> **Records**
=== Section Start ===
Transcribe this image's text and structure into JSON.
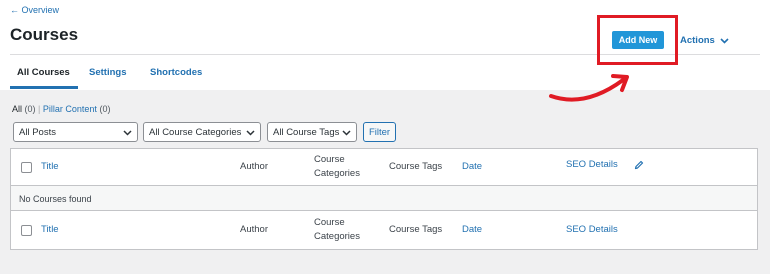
{
  "header": {
    "back_link": "← Overview",
    "title": "Courses",
    "add_new": "Add New",
    "actions": "Actions"
  },
  "tabs": [
    {
      "label": "All Courses",
      "active": true
    },
    {
      "label": "Settings",
      "active": false
    },
    {
      "label": "Shortcodes",
      "active": false
    }
  ],
  "views": {
    "all_label": "All",
    "all_count": "(0)",
    "separator": "|",
    "pillar_label": "Pillar Content",
    "pillar_count": "(0)"
  },
  "filters": {
    "posts": "All Posts",
    "categories": "All Course Categories",
    "tags": "All Course Tags",
    "button": "Filter"
  },
  "table": {
    "columns": {
      "title": "Title",
      "author": "Author",
      "categories_line1": "Course",
      "categories_line2": "Categories",
      "tags": "Course Tags",
      "date": "Date",
      "seo": "SEO Details"
    },
    "empty_message": "No Courses found"
  },
  "colors": {
    "accent": "#2271b1",
    "button": "#2196d8",
    "highlight": "#e01b24"
  }
}
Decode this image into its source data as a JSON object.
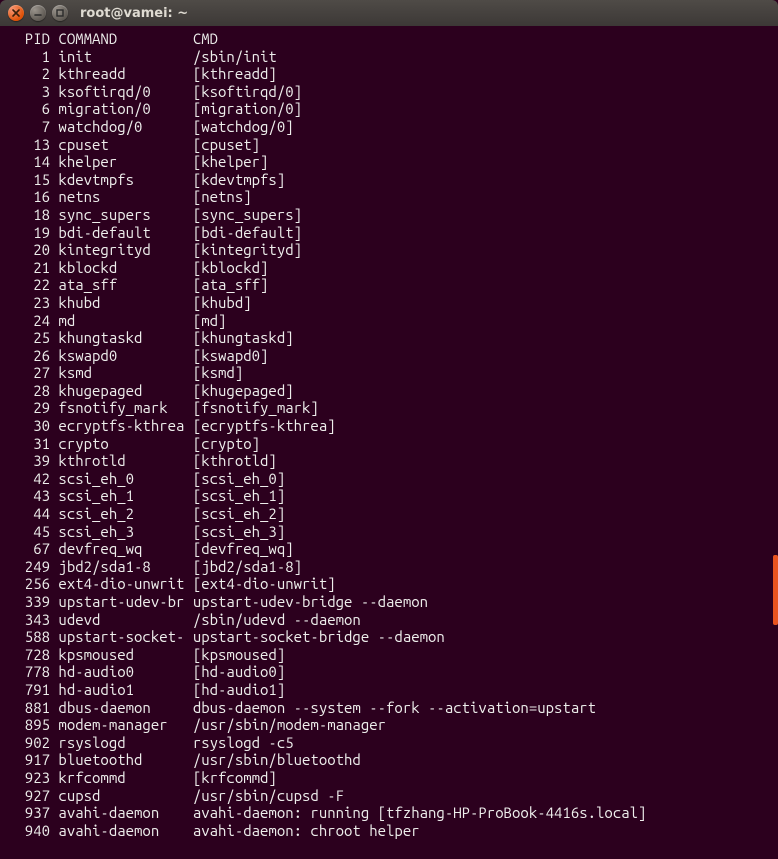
{
  "window": {
    "title": "root@vamei: ~"
  },
  "header": {
    "col_pid": "  PID",
    "col_command": "COMMAND",
    "col_cmd": "CMD"
  },
  "rows": [
    {
      "pid": "1",
      "command": "init",
      "cmd": "/sbin/init"
    },
    {
      "pid": "2",
      "command": "kthreadd",
      "cmd": "[kthreadd]"
    },
    {
      "pid": "3",
      "command": "ksoftirqd/0",
      "cmd": "[ksoftirqd/0]"
    },
    {
      "pid": "6",
      "command": "migration/0",
      "cmd": "[migration/0]"
    },
    {
      "pid": "7",
      "command": "watchdog/0",
      "cmd": "[watchdog/0]"
    },
    {
      "pid": "13",
      "command": "cpuset",
      "cmd": "[cpuset]"
    },
    {
      "pid": "14",
      "command": "khelper",
      "cmd": "[khelper]"
    },
    {
      "pid": "15",
      "command": "kdevtmpfs",
      "cmd": "[kdevtmpfs]"
    },
    {
      "pid": "16",
      "command": "netns",
      "cmd": "[netns]"
    },
    {
      "pid": "18",
      "command": "sync_supers",
      "cmd": "[sync_supers]"
    },
    {
      "pid": "19",
      "command": "bdi-default",
      "cmd": "[bdi-default]"
    },
    {
      "pid": "20",
      "command": "kintegrityd",
      "cmd": "[kintegrityd]"
    },
    {
      "pid": "21",
      "command": "kblockd",
      "cmd": "[kblockd]"
    },
    {
      "pid": "22",
      "command": "ata_sff",
      "cmd": "[ata_sff]"
    },
    {
      "pid": "23",
      "command": "khubd",
      "cmd": "[khubd]"
    },
    {
      "pid": "24",
      "command": "md",
      "cmd": "[md]"
    },
    {
      "pid": "25",
      "command": "khungtaskd",
      "cmd": "[khungtaskd]"
    },
    {
      "pid": "26",
      "command": "kswapd0",
      "cmd": "[kswapd0]"
    },
    {
      "pid": "27",
      "command": "ksmd",
      "cmd": "[ksmd]"
    },
    {
      "pid": "28",
      "command": "khugepaged",
      "cmd": "[khugepaged]"
    },
    {
      "pid": "29",
      "command": "fsnotify_mark",
      "cmd": "[fsnotify_mark]"
    },
    {
      "pid": "30",
      "command": "ecryptfs-kthrea",
      "cmd": "[ecryptfs-kthrea]"
    },
    {
      "pid": "31",
      "command": "crypto",
      "cmd": "[crypto]"
    },
    {
      "pid": "39",
      "command": "kthrotld",
      "cmd": "[kthrotld]"
    },
    {
      "pid": "42",
      "command": "scsi_eh_0",
      "cmd": "[scsi_eh_0]"
    },
    {
      "pid": "43",
      "command": "scsi_eh_1",
      "cmd": "[scsi_eh_1]"
    },
    {
      "pid": "44",
      "command": "scsi_eh_2",
      "cmd": "[scsi_eh_2]"
    },
    {
      "pid": "45",
      "command": "scsi_eh_3",
      "cmd": "[scsi_eh_3]"
    },
    {
      "pid": "67",
      "command": "devfreq_wq",
      "cmd": "[devfreq_wq]"
    },
    {
      "pid": "249",
      "command": "jbd2/sda1-8",
      "cmd": "[jbd2/sda1-8]"
    },
    {
      "pid": "256",
      "command": "ext4-dio-unwrit",
      "cmd": "[ext4-dio-unwrit]"
    },
    {
      "pid": "339",
      "command": "upstart-udev-br",
      "cmd": "upstart-udev-bridge --daemon"
    },
    {
      "pid": "343",
      "command": "udevd",
      "cmd": "/sbin/udevd --daemon"
    },
    {
      "pid": "588",
      "command": "upstart-socket-",
      "cmd": "upstart-socket-bridge --daemon"
    },
    {
      "pid": "728",
      "command": "kpsmoused",
      "cmd": "[kpsmoused]"
    },
    {
      "pid": "778",
      "command": "hd-audio0",
      "cmd": "[hd-audio0]"
    },
    {
      "pid": "791",
      "command": "hd-audio1",
      "cmd": "[hd-audio1]"
    },
    {
      "pid": "881",
      "command": "dbus-daemon",
      "cmd": "dbus-daemon --system --fork --activation=upstart"
    },
    {
      "pid": "895",
      "command": "modem-manager",
      "cmd": "/usr/sbin/modem-manager"
    },
    {
      "pid": "902",
      "command": "rsyslogd",
      "cmd": "rsyslogd -c5"
    },
    {
      "pid": "917",
      "command": "bluetoothd",
      "cmd": "/usr/sbin/bluetoothd"
    },
    {
      "pid": "923",
      "command": "krfcommd",
      "cmd": "[krfcommd]"
    },
    {
      "pid": "927",
      "command": "cupsd",
      "cmd": "/usr/sbin/cupsd -F"
    },
    {
      "pid": "937",
      "command": "avahi-daemon",
      "cmd": "avahi-daemon: running [tfzhang-HP-ProBook-4416s.local]"
    },
    {
      "pid": "940",
      "command": "avahi-daemon",
      "cmd": "avahi-daemon: chroot helper"
    }
  ]
}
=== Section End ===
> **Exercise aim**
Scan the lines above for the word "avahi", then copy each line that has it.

> **Response to this exercise**
      "command": "avahi-daemon",
      "cmd": "avahi-daemon: running [tfzhang-HP-ProBook-4416s.local]"
      "command": "avahi-daemon",
      "cmd": "avahi-daemon: chroot helper"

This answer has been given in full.